DAVID MILLER, mayor of TORONTO from 2003 to 2010 wonders if ONTARIO has the knowledge and skills needed to build a $28.5-billion transit system. His conclusion – not very likely.

In point form, Mr. Miller’s reasoning . . .
#1 – Premier Doug Ford believes in cars.
#2 – Conservatives have a legacy of transit destruction in TORONTO.
#3 – We’re mired in talk about building subways that never arrive.
#4 – Subways need density; LRT’s medium density.
#5 – Provincial track record on transit is simply awful.
#6 – Outsiders shouldn’t be deciding TORONTO’s transit future.
#7 – Rapid transit knowledge rests with the TTC – not Queen’s Park.
#8 – Public-private partnerships seldom work.
#9 – The Scarborough subway extension has become a political football.

#10 – “The TTC is owned by the people of TORONTO and needs to be planned and run in their interest by the people they elect, not by the province, and certainly not by this premier.”

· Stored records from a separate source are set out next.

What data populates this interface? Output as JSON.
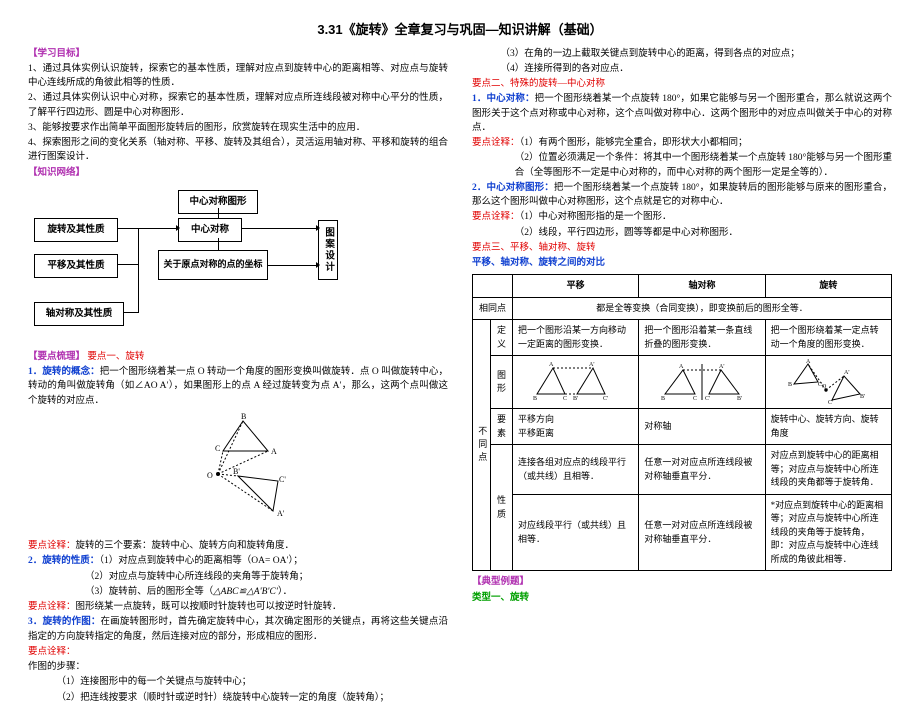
{
  "title": "3.31《旋转》全章复习与巩固—知识讲解（基础）",
  "left": {
    "sec_goals_hdr": "【学习目标】",
    "goal1": "1、通过具体实例认识旋转，探索它的基本性质，理解对应点到旋转中心的距离相等、对应点与旋转中心连线所成的角彼此相等的性质．",
    "goal2": "2、通过具体实例认识中心对称，探索它的基本性质，理解对应点所连线段被对称中心平分的性质，了解平行四边形、圆是中心对称图形．",
    "goal3": "3、能够按要求作出简单平面图形旋转后的图形，欣赏旋转在现实生活中的应用．",
    "goal4": "4、探索图形之间的变化关系（轴对称、平移、旋转及其组合），灵活运用轴对称、平移和旋转的组合进行图案设计．",
    "sec_net_hdr": "【知识网络】",
    "box_center_sym_fig": "中心对称图形",
    "box_rotate": "旋转及其性质",
    "box_center_sym": "中心对称",
    "box_translate": "平移及其性质",
    "box_origin_coord": "关于原点对称的点的坐标",
    "box_design": "图案设计",
    "box_axial": "轴对称及其性质",
    "sec_points_hdr": "【要点梳理】",
    "pt1_hdr": "要点一、旋转",
    "rot_concept_hdr": "1．旋转的概念：",
    "rot_concept": "把一个图形绕着某一点 O 转动一个角度的图形变换叫做旋转．点 O 叫做旋转中心，转动的角叫做旋转角（如∠AO A′），如果图形上的点 A 经过旋转变为点 A′，那么，这两个点叫做这个旋转的对应点．",
    "tip_hdr": "要点诠释：",
    "tip_rot3": "旋转的三个要素：旋转中心、旋转方向和旋转角度．",
    "rot_prop_hdr": "2．旋转的性质：",
    "prop1": "（1）对应点到旋转中心的距离相等（OA= OA′）；",
    "prop2": "（2）对应点与旋转中心所连线段的夹角等于旋转角；",
    "prop3_a": "（3）旋转前、后的图形全等（",
    "prop3_b": "△ABC≌△A'B'C'",
    "prop3_c": "）．",
    "tip_dir": "图形绕某一点旋转，既可以按顺时针旋转也可以按逆时针旋转．",
    "rot_draw_hdr": "3．旋转的作图：",
    "rot_draw": "在画旋转图形时，首先确定旋转中心，其次确定图形的关键点，再将这些关键点沿指定的方向旋转指定的角度，然后连接对应的部分，形成相应的图形．",
    "steps_hdr": "作图的步骤：",
    "step1": "（1）连接图形中的每一个关键点与旋转中心；",
    "step2": "（2）把连线按要求（顺时针或逆时针）绕旋转中心旋转一定的角度（旋转角）；"
  },
  "right": {
    "step3": "（3）在角的一边上截取关键点到旋转中心的距离，得到各点的对应点；",
    "step4": "（4）连接所得到的各对应点．",
    "pt2_hdr": "要点二、特殊的旋转—中心对称",
    "cs_hdr": "1．中心对称：",
    "cs_text": "把一个图形绕着某一个点旋转 180°，如果它能够与另一个图形重合，那么就说这两个图形关于这个点对称或中心对称，这个点叫做对称中心．这两个图形中的对应点叫做关于中心的对称点．",
    "tip_hdr2": "要点诠释：",
    "cs_tip1": "（1）有两个图形，能够完全重合，即形状大小都相同；",
    "cs_tip2": "（2）位置必须满足一个条件：将其中一个图形绕着某一个点旋转 180°能够与另一个图形重合（全等图形不一定是中心对称的，而中心对称的两个图形一定是全等的）．",
    "csf_hdr": "2．中心对称图形：",
    "csf_text": "把一个图形绕着某一个点旋转 180°，如果旋转后的图形能够与原来的图形重合，那么这个图形叫做中心对称图形，这个点就是它的对称中心．",
    "tip_hdr3": "要点诠释：",
    "csf_tip1": "（1）中心对称图形指的是一个图形．",
    "csf_tip2": "（2）线段，平行四边形，圆等等都是中心对称图形．",
    "pt3_hdr": "要点三、平移、轴对称、旋转",
    "cmp_hdr": "平移、轴对称、旋转之间的对比",
    "tbl": {
      "h_translate": "平移",
      "h_axial": "轴对称",
      "h_rotate": "旋转",
      "same_hdr": "相同点",
      "same": "都是全等变换（合同变换），即变换前后的图形全等．",
      "diff_hdr": "不同点",
      "r_def": "定义",
      "c1_def": "把一个图形沿某一方向移动一定距离的图形变换．",
      "c2_def": "把一个图形沿着某一条直线折叠的图形变换．",
      "c3_def": "把一个图形绕着某一定点转动一个角度的图形变换．",
      "r_fig": "图形",
      "r_elem": "要素",
      "c1_elem": "平移方向\n平移距离",
      "c2_elem": "对称轴",
      "c3_elem": "旋转中心、旋转方向、旋转角度",
      "r_prop": "性质",
      "c1_p1": "连接各组对应点的线段平行（或共线）且相等．",
      "c2_p1": "任意一对对应点所连线段被对称轴垂直平分．",
      "c3_p1": "对应点到旋转中心的距离相等；对应点与旋转中心所连线段的夹角都等于旋转角．",
      "c1_p2": "对应线段平行（或共线）且相等．",
      "c2_p2": "任意一对对应点所连线段被对称轴垂直平分．",
      "c3_p2": "*对应点到旋转中心的距离相等；对应点与旋转中心所连线段的夹角等于旋转角，即：对应点与旋转中心连线所成的角彼此相等．"
    },
    "sec_ex_hdr": "【典型例题】",
    "ex_type1": "类型一、旋转"
  }
}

<Present Mayor JOHN TORY (L) and DAVID MILLER; Toronto Sun photo>

DAVID MILLER is a lawyer, environmentalist, former mayor of TORONTO, and former CEO of the World Wildlife Fund-Canada. He is currently Director, International Diplomacy for the C40 Cities Climate Leadership Group.

GOIN’ DOWN THE ROAD’ WAS ON MY SHELF GATHERING DUST FOR YEARS – I DECIDED TO GIVE IT ANOTHER GO

DON SHEBIB’s 1970 Canadian 16 mm masterworkGoin’ Down The Road’ holds its own even today. Starring Doug McGrath, Paul Bradley, Jayne Eastwood and Gayle Chernin, with songs by Bruce Coburn, the story is about two young Cape Breton Islanders who leave Nova Scotia and take off for the big city – that’s TORONTO – where the jobs are.

Everything goes well for a while, but then disaster strikes – the guys are laid off work in a bottling plant, food is scarce, they’re living in a dump, they’re homesick, Betty (played by Jane Eastwood who went on to a brilliant movie and television career) gets pregnant; and suddenly TORONTO doesn’t seem so friendly anymore.

I especially liked the shots of the city in 1969-70. Downtown looked especially morose, with some forlorn streetscapes dotted here and there, Many of the film’s sequences were improvised on the spot depicting the locals; there’s some nudity; and a surprising amount of swearing. In the early seventies that was revolutionary.

Even Quebec filmmakers were influenced by the realistic look. It shows in several French-Canadian films that appeared in the 1970’s. The MONTREAL Gazette called it “a superb movie, the finest Canadian effort ever, and excellent by any standards.”

A digital restoration of the film was released in 2017.Goin’ Down The Road’ has been designated and preserved as a ‘masterwork’ by the Audio-Visual Preservation Trust of Canada; and the TORONTO International Film Festival ranked it in the Top 10 Canadian Films of All Time.